Suppose you're given the functional equation and asked to solve it. At this point, it seems pretty obvious that this won't have an analytical solution. This is the step where most people decide it's time to turn to a series solution for help. Its inverse function, , has a very simple taylor series from which you can invert it to find a taylor series for , but it has a very small radius of convergence (). You deserve better than that. We all deserve better than that.
What I'm about to do may seem very hand-wavy, but be assured there is a rigorous theory behind it; such that covering too much of it would just lead me off on tangents and make this derivation too painful to read.
Let's start with . The approach here is to approximate at large values of and work our way down to smaller and smaller orders. This is exactly the opposite approach by using Taylor series, where you start with a local approximation at a given point and move outwards. It'll become clear in a minute how we're going to do this. For now, take the natural logarithm of both sides.
This is where some theory comes in: For any term, we can assign a magnitude to it. Qualitatively, it denotes a function's growth at extremely large values. A function such as has a magnitude , and this can be written as . This holds because will outgrow enough to make the latter term insignificant. Rigorously, you can say that two functions and have equal magnitudes if

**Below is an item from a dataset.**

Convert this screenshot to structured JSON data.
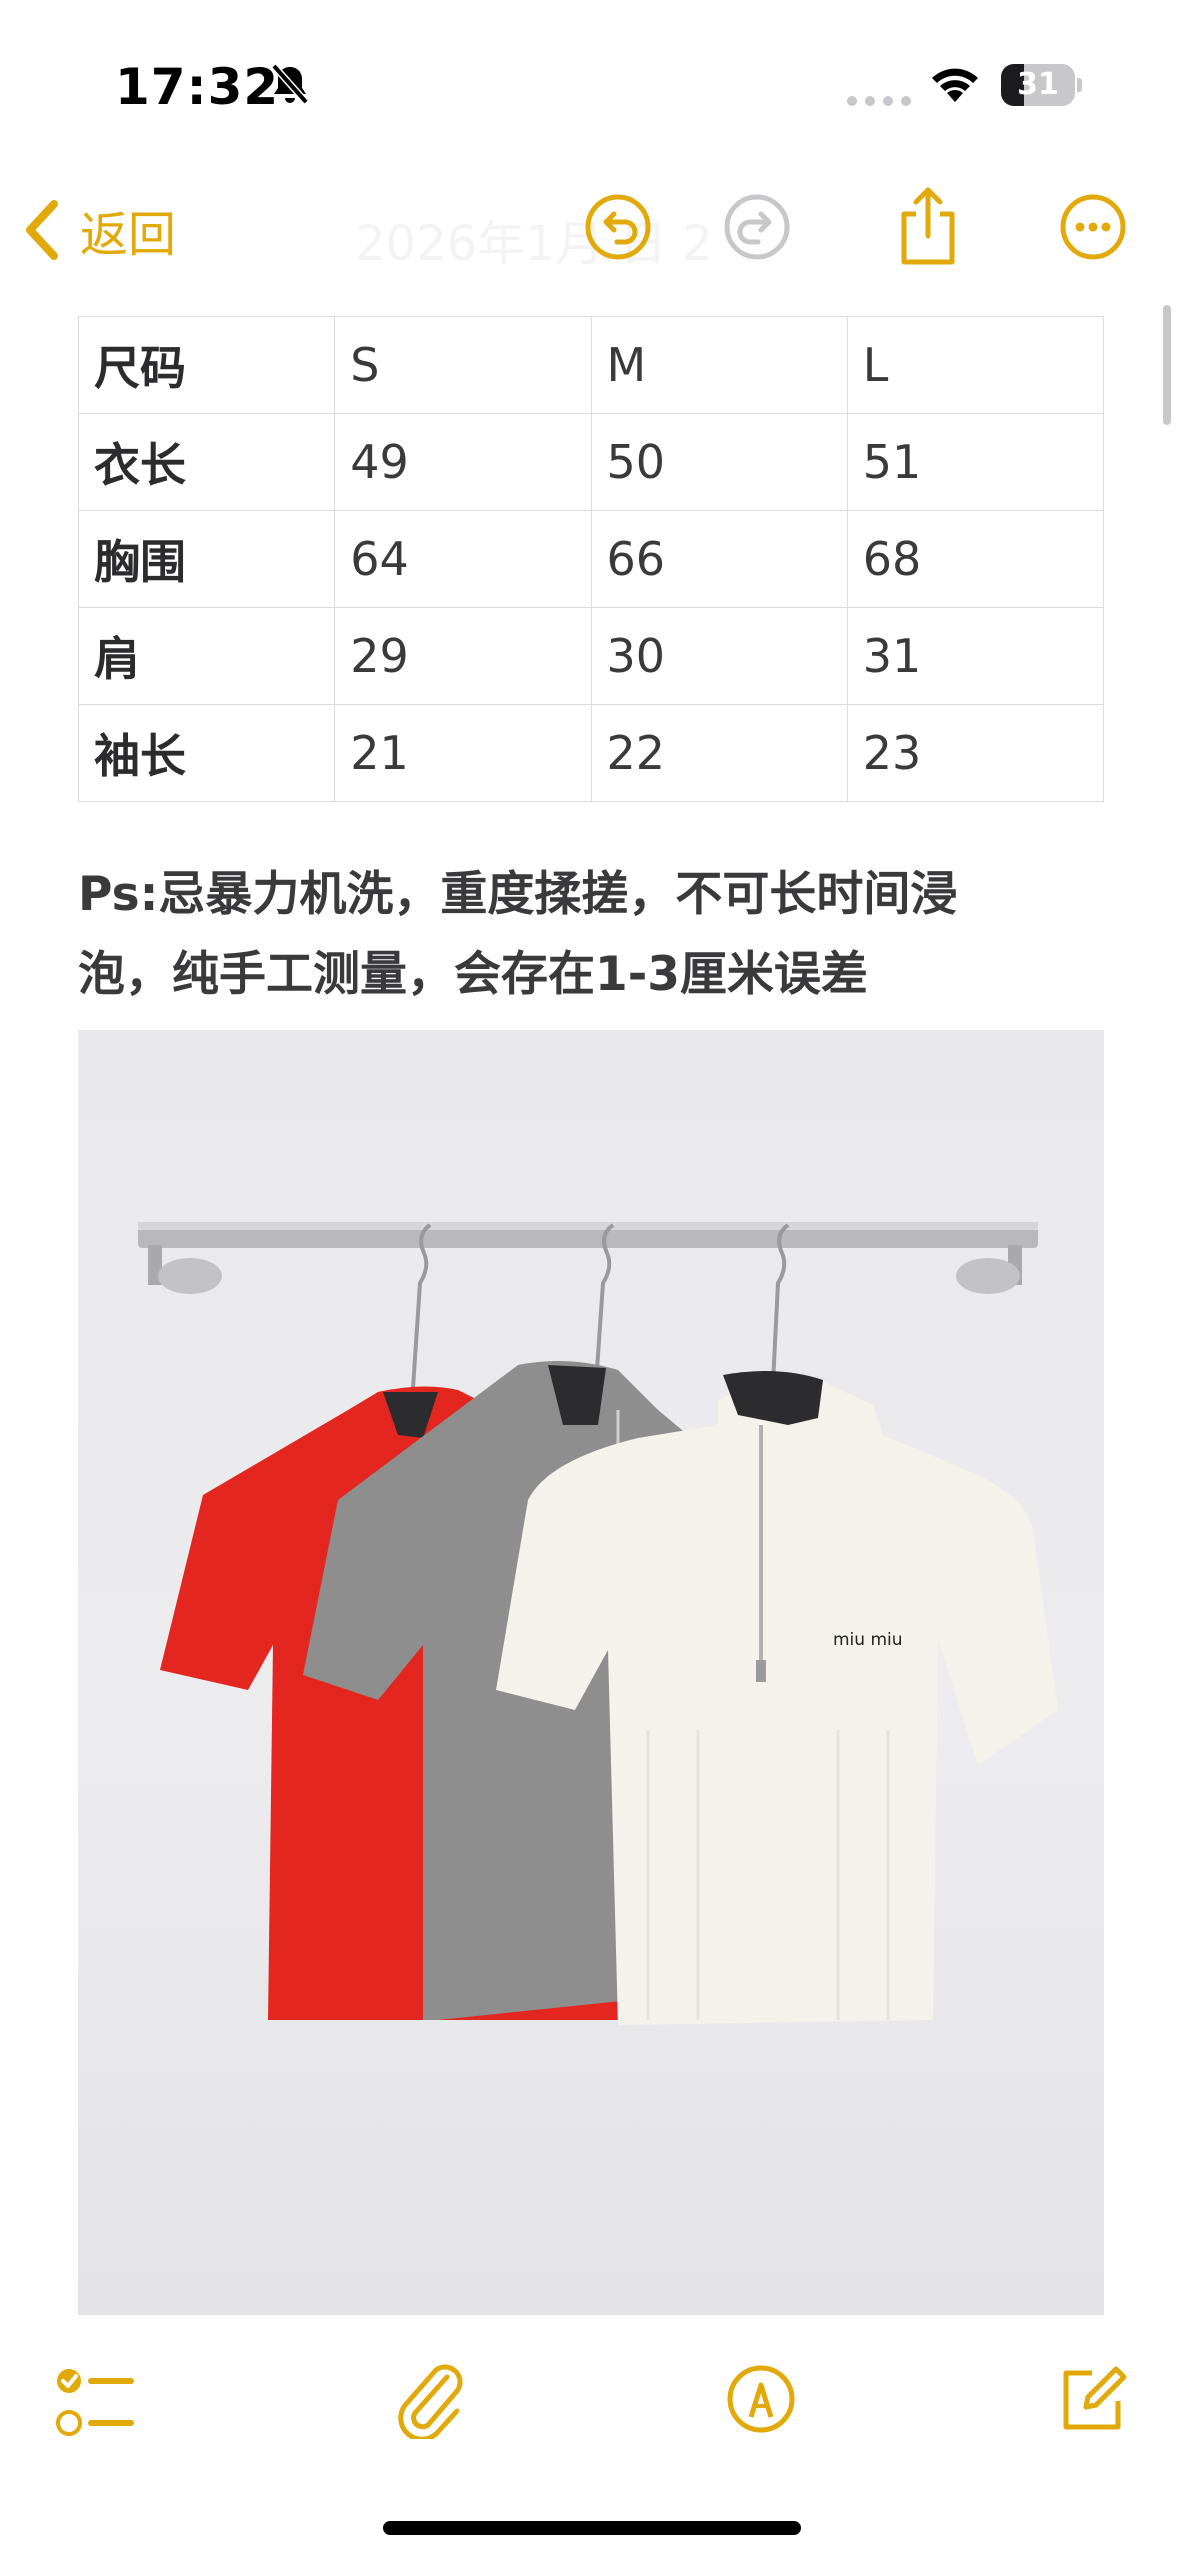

For some constant . Magnitudes are well-ordered, so we can determine whether a given term's magnitude is less than or greater than any other term's. We have special symbols to represent this: and . As an example, . It's a good exercise to check that for yourself. Notice that this is NOT the same as , as both and are true for certain values of , while is true no matter what.
Magnitudes tell us about the growth of a term at high values of . Thus, holds because terms will always outgrow terms, even if it may take a while to do so (compare with , the latter will eventually reach a point where it overcomes the former in value). Let's get back on topic. We know that , so we can write
As according to the exposition above, will outgrow , so at large values of the latter term may be ignored. However, we want to go deeper. In order to sharpen our asymptotic approximation, we introduce a new term with a lower magnitude than . This holds because is already the highest magnitude term in , as told by the functional equation. To find , let's plug back into the functional equation.
Taking the natural log of both sides
The second step holds because outgrows (remember ). Putting this back into gives
Again, to improve our approximation we need to find . Plugging this back into the functional equation leads to:
Putting this back into ...
This can be continued indefinitely, but I'll stop here. There is a very clear pattern appearing, however. Should you decide to continue, you'll get the identity
Which solves as long as .
In a way, this can be seen as an "inverse" Taylor Series. It's typical to approximate functions locally, to within a (typically small) neighborhood of values around a known finite point of interest. This method takes the opposite approach, approximating a function globally around an "infinite" point where the function is well-behaved under the ordering I showed above.